*Work order*.
From the entries below, list each line with "icon".

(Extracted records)
━━━━━━━━
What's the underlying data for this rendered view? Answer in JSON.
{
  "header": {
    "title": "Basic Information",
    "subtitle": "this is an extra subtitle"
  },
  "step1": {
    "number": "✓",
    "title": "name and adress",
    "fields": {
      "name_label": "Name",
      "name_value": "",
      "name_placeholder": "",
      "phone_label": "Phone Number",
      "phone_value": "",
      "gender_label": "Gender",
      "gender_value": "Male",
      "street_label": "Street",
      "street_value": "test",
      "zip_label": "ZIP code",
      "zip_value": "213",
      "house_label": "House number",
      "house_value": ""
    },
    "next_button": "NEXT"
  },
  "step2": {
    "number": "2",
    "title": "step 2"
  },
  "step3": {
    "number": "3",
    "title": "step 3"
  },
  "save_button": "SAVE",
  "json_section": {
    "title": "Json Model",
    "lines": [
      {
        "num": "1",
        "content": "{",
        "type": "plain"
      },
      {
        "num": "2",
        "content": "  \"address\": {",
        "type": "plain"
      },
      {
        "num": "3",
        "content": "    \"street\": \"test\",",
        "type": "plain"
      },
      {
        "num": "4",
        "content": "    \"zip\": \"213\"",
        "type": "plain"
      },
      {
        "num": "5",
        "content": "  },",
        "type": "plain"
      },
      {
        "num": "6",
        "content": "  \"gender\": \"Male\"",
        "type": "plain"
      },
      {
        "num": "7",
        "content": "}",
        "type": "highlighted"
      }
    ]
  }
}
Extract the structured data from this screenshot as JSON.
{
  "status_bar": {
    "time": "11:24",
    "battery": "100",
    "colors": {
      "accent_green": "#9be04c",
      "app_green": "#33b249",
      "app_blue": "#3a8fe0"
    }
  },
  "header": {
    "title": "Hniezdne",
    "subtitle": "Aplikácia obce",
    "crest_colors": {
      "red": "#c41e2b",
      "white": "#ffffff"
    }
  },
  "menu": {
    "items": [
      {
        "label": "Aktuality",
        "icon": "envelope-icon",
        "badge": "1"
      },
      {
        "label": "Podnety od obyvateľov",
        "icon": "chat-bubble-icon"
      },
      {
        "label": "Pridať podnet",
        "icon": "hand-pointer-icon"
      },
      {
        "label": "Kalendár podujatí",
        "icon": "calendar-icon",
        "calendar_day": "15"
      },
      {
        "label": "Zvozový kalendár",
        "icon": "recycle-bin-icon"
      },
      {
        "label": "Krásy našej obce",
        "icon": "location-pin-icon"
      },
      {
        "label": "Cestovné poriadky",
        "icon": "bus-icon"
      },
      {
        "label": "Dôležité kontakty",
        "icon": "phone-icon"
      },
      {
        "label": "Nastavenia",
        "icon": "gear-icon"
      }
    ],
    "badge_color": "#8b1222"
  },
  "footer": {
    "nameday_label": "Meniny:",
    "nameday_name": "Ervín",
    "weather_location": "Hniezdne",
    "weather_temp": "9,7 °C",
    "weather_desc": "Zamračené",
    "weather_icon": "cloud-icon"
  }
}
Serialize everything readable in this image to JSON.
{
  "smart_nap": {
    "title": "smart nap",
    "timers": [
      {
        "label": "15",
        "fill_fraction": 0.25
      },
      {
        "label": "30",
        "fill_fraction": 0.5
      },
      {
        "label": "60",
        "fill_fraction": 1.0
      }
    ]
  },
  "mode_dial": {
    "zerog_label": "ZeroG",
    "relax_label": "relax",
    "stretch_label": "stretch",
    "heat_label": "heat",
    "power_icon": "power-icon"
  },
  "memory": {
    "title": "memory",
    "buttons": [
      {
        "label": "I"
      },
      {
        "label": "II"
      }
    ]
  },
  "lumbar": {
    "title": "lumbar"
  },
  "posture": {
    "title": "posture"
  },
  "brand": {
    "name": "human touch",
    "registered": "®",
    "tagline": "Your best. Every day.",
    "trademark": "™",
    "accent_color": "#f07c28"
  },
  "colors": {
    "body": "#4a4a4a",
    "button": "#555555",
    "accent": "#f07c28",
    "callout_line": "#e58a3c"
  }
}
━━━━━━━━
*Output*.
        "icon": "envelope-icon",
        "icon": "chat-bubble-icon"
        "icon": "hand-pointer-icon"
        "icon": "calendar-icon",
        "icon": "recycle-bin-icon"
        "icon": "location-pin-icon"
        "icon": "bus-icon"
        "icon": "phone-icon"
        "icon": "gear-icon"
    "weather_icon": "cloud-icon"
    "power_icon": "power-icon"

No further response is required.